Top of Records supplied
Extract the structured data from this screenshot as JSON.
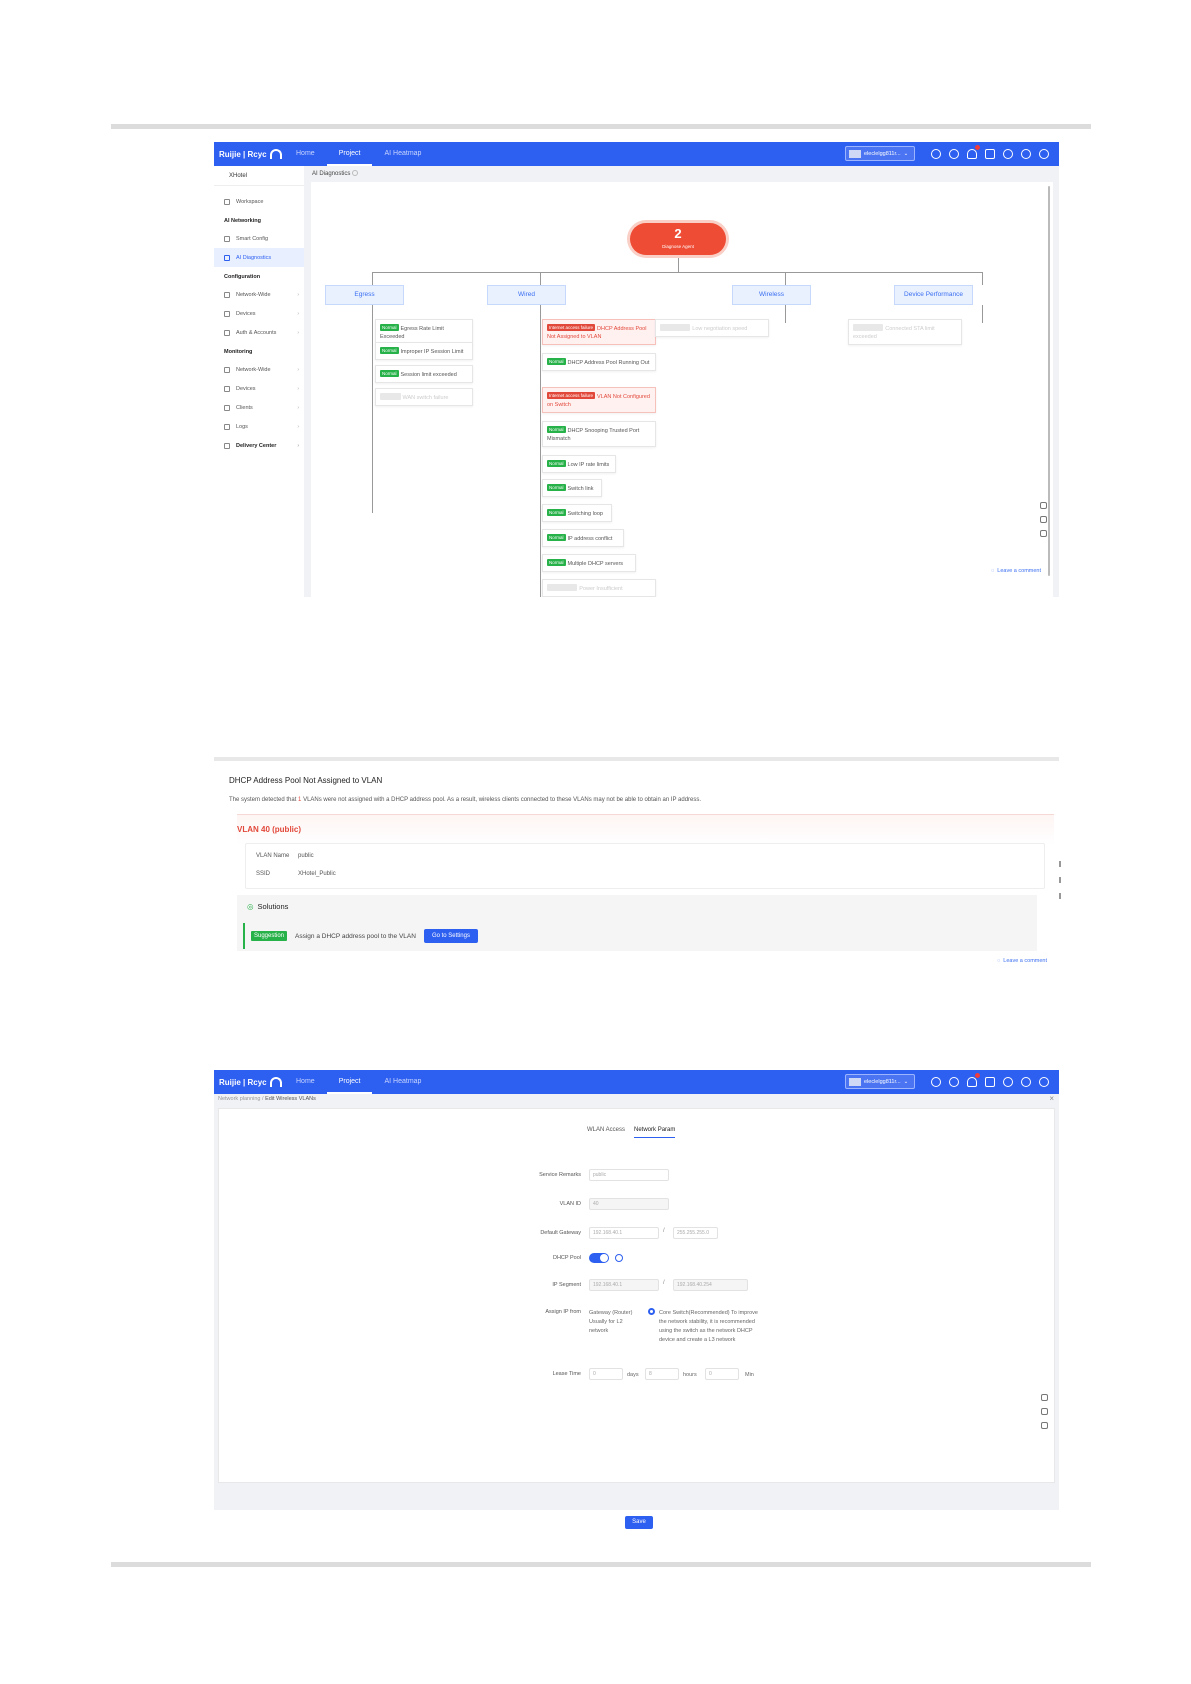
{
  "app": {
    "brand": "Ruijie | Rcyc",
    "nav": [
      "Home",
      "Project",
      "AI Heatmap"
    ],
    "project_selector": "eleclelgg811r...",
    "project_selector_3": "eleclelgg811r..."
  },
  "sidebar": {
    "project": "XHotel",
    "items": {
      "workspace": "Workspace",
      "ai_networking": "AI Networking",
      "smart_config": "Smart Config",
      "ai_diagnostics": "AI Diagnostics",
      "configuration": "Configuration",
      "network_wide": "Network-Wide",
      "devices": "Devices",
      "auth_accounts": "Auth & Accounts",
      "monitoring": "Monitoring",
      "network_wide_mon": "Network-Wide",
      "devices_mon": "Devices",
      "clients": "Clients",
      "logs": "Logs",
      "delivery_center": "Delivery Center"
    }
  },
  "diagnostics": {
    "page_title": "AI Diagnostics",
    "agent_count": "2",
    "agent_label": "Diagnose Agent",
    "categories": [
      "Egress",
      "Wired",
      "Wireless",
      "Device Performance"
    ],
    "egress": [
      {
        "tag": "Normal",
        "text": "Egress Rate Limit Exceeded"
      },
      {
        "tag": "Normal",
        "text": "Improper IP Session Limit"
      },
      {
        "tag": "Normal",
        "text": "Session limit exceeded"
      },
      {
        "tag": "",
        "text": "WAN switch failure"
      }
    ],
    "wired": [
      {
        "tag": "Internet access failure",
        "text": "DHCP Address Pool Not Assigned to VLAN"
      },
      {
        "tag": "Normal",
        "text": "DHCP Address Pool Running Out"
      },
      {
        "tag": "Internet access failure",
        "text": "VLAN Not Configured on Switch"
      },
      {
        "tag": "Normal",
        "text": "DHCP Snooping Trusted Port Mismatch"
      },
      {
        "tag": "Normal",
        "text": "Low IP rate limits"
      },
      {
        "tag": "Normal",
        "text": "Switch link"
      },
      {
        "tag": "Normal",
        "text": "Switching loop"
      },
      {
        "tag": "Normal",
        "text": "IP address conflict"
      },
      {
        "tag": "Normal",
        "text": "Multiple DHCP servers"
      },
      {
        "tag": "",
        "text": "Power Insufficient"
      }
    ],
    "wireless": [
      {
        "tag": "",
        "text": "Low negotiation speed"
      }
    ],
    "device_performance": [
      {
        "tag": "",
        "text": "Connected STA limit exceeded"
      }
    ],
    "leave_comment": "Leave a comment"
  },
  "detail": {
    "title": "DHCP Address Pool Not Assigned to VLAN",
    "desc_prefix": "The system detected that",
    "desc_count": "1",
    "desc_suffix": "VLANs were not assigned with a DHCP address pool. As a result, wireless clients connected to these VLANs may not be able to obtain an IP address.",
    "vlan_title": "VLAN 40 (public)",
    "vlan_name_label": "VLAN Name",
    "vlan_name_value": "public",
    "ssid_label": "SSID",
    "ssid_value": "XHotel_Public",
    "solutions": "Solutions",
    "suggestion_tag": "Suggestion",
    "suggestion_text": "Assign a DHCP address pool to the VLAN",
    "go_settings": "Go to Settings",
    "leave_comment": "Leave a comment"
  },
  "edit_vlan": {
    "breadcrumb_parent": "Network planning",
    "breadcrumb_current": "Edit Wireless VLANs",
    "tabs": [
      "WLAN Access",
      "Network Param"
    ],
    "service_remarks_label": "Service Remarks",
    "service_remarks_value": "public",
    "vlan_id_label": "VLAN ID",
    "vlan_id_value": "40",
    "gateway_label": "Default Gateway",
    "gateway_value": "192.168.40.1",
    "mask_value": "255.255.255.0",
    "dhcp_pool_label": "DHCP Pool",
    "ip_segment_label": "IP Segment",
    "ip_start": "192.168.40.1",
    "ip_end": "192.168.40.254",
    "assign_ip_label": "Assign IP from",
    "option_gateway": "Gateway (Router) Usually for L2 network",
    "option_core": "Core Switch(Recommended) To improve the network stability, it is recommended using the switch as the network DHCP device and create a L3 network",
    "lease_label": "Lease Time",
    "lease_days": "0",
    "lease_days_unit": "days",
    "lease_hours": "8",
    "lease_hours_unit": "hours",
    "lease_min": "0",
    "lease_min_unit": "Min",
    "save": "Save"
  }
}
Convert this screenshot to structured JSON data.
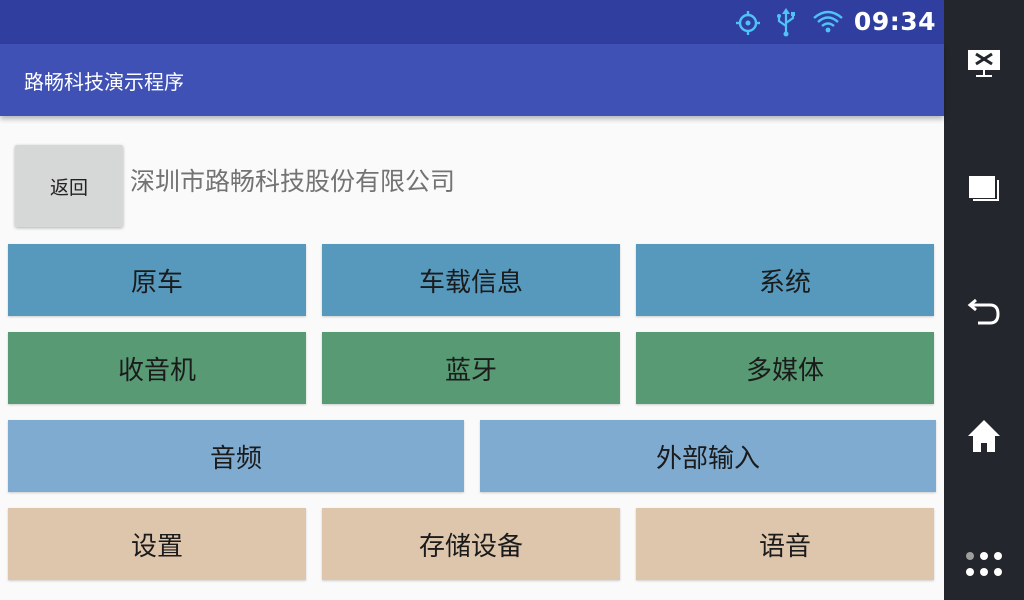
{
  "status_bar": {
    "time": "09:34",
    "icons": [
      "gps-icon",
      "usb-icon",
      "wifi-icon"
    ]
  },
  "app_bar": {
    "title": "路畅科技演示程序"
  },
  "header": {
    "back_label": "返回",
    "company_name": "深圳市路畅科技股份有限公司"
  },
  "menu": {
    "original_car": "原车",
    "vehicle_info": "车载信息",
    "system": "系统",
    "radio": "收音机",
    "bluetooth": "蓝牙",
    "multimedia": "多媒体",
    "audio": "音频",
    "external_input": "外部输入",
    "settings": "设置",
    "storage": "存储设备",
    "voice": "语音"
  },
  "nav_bar": {
    "icons": [
      "screen-mirror-icon",
      "recent-apps-icon",
      "back-icon",
      "home-icon",
      "apps-grid-icon"
    ]
  },
  "colors": {
    "status_bar": "#303f9f",
    "app_bar": "#3f51b5",
    "row_blue": "#5699bd",
    "row_green": "#579a73",
    "row_light_blue": "#7fabd0",
    "row_beige": "#dec6ad",
    "nav_bar": "#23262d",
    "status_icon": "#4fc3f7"
  }
}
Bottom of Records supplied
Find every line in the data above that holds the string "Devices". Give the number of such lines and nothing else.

2